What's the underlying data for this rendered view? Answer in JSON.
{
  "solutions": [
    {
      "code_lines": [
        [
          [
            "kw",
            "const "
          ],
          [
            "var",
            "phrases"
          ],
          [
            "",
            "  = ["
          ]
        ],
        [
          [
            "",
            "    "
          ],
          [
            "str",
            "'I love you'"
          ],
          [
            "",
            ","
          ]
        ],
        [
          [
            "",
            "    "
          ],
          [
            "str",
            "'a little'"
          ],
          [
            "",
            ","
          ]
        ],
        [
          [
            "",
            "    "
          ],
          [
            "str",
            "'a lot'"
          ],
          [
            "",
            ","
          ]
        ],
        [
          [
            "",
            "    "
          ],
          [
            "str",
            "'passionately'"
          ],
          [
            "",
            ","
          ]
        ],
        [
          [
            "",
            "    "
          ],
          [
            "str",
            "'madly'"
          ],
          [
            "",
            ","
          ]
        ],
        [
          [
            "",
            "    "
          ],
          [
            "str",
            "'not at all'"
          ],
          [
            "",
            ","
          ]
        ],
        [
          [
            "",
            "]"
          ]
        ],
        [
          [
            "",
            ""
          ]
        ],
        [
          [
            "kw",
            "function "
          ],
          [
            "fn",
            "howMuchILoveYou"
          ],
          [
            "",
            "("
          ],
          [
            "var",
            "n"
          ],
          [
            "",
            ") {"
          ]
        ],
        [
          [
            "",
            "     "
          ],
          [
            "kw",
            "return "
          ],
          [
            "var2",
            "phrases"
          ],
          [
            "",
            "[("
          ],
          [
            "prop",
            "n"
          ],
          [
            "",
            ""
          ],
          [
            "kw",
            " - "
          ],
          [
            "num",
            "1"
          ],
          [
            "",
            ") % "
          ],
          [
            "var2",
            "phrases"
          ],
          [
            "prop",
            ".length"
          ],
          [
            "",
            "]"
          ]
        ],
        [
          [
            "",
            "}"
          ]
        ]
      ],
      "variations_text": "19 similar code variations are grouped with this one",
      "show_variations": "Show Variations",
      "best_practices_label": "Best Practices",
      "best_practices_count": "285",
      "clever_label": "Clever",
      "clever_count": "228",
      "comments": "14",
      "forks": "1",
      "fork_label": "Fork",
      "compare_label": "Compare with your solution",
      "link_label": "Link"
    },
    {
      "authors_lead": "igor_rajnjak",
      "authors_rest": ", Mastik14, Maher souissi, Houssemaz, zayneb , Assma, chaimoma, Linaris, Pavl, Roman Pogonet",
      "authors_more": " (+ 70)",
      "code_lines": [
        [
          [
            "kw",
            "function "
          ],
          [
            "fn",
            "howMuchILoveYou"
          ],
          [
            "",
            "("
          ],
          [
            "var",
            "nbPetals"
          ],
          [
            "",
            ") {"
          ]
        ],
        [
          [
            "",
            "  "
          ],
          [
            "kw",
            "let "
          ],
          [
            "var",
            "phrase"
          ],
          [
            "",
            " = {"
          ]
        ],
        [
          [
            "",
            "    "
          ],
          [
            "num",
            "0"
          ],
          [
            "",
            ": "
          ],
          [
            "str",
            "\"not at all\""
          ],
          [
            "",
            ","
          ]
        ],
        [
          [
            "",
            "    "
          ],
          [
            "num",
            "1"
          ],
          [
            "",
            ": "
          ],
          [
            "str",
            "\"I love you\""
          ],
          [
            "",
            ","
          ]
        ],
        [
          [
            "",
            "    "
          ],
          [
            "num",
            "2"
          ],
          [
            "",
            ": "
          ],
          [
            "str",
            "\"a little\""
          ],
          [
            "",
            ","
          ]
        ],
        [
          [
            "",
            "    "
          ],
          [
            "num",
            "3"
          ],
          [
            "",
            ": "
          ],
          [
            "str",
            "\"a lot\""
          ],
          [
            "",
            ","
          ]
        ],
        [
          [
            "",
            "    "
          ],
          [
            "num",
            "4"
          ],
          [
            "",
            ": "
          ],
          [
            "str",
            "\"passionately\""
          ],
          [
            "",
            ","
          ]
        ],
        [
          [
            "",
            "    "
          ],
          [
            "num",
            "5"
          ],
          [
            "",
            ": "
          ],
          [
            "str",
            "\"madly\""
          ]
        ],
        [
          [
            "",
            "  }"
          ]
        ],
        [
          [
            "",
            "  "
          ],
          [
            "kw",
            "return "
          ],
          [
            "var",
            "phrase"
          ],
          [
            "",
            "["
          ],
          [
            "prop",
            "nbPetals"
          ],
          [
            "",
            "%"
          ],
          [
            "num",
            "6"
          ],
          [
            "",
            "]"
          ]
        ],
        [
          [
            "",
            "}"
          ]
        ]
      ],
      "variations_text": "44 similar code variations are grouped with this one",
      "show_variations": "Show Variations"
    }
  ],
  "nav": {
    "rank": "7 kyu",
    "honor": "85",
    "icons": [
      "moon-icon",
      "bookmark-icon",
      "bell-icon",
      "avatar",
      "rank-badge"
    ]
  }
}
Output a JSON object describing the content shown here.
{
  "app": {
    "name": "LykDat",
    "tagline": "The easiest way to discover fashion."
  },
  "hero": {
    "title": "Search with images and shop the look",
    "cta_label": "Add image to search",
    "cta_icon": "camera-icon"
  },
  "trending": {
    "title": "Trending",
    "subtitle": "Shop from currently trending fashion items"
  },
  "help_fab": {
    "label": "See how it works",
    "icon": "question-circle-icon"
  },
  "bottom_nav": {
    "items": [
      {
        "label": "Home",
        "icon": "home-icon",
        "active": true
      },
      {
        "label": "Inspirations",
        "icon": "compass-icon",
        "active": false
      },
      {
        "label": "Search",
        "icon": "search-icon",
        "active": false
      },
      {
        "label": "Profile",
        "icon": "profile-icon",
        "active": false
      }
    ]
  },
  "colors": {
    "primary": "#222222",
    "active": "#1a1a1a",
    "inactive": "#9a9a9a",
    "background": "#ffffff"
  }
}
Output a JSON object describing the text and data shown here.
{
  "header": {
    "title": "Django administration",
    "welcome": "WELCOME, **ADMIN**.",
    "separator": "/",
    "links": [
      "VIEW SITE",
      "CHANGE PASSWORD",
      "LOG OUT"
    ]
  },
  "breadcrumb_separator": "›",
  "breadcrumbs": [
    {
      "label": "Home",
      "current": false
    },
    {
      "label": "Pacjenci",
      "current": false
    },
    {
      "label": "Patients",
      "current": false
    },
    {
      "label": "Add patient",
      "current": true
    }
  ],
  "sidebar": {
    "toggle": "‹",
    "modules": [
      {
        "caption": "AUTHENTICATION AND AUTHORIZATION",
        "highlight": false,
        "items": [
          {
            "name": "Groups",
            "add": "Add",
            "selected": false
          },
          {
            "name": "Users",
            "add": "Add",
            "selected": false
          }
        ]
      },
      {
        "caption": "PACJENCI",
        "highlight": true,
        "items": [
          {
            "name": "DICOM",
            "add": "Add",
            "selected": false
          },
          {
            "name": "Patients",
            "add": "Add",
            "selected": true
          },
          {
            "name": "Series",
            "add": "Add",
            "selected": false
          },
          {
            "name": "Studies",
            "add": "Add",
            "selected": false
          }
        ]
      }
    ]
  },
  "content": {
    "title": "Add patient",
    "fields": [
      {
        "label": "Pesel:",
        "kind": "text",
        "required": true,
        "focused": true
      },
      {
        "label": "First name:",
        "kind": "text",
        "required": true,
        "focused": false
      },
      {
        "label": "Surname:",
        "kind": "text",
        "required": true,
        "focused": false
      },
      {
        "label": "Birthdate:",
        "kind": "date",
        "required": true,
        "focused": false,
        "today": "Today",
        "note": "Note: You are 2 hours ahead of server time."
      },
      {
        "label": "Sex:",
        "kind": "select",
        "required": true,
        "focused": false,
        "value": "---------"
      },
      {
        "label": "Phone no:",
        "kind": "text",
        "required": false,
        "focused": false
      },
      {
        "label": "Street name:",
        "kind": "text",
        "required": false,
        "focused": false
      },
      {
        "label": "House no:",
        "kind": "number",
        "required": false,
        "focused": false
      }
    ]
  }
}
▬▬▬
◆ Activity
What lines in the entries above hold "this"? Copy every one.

◆ Written response
What's the underlying data for this rendered view? Answer in JSON.
      "variations_text": "19 similar code variations are grouped with this one",
      "variations_text": "44 similar code variations are grouped with this one",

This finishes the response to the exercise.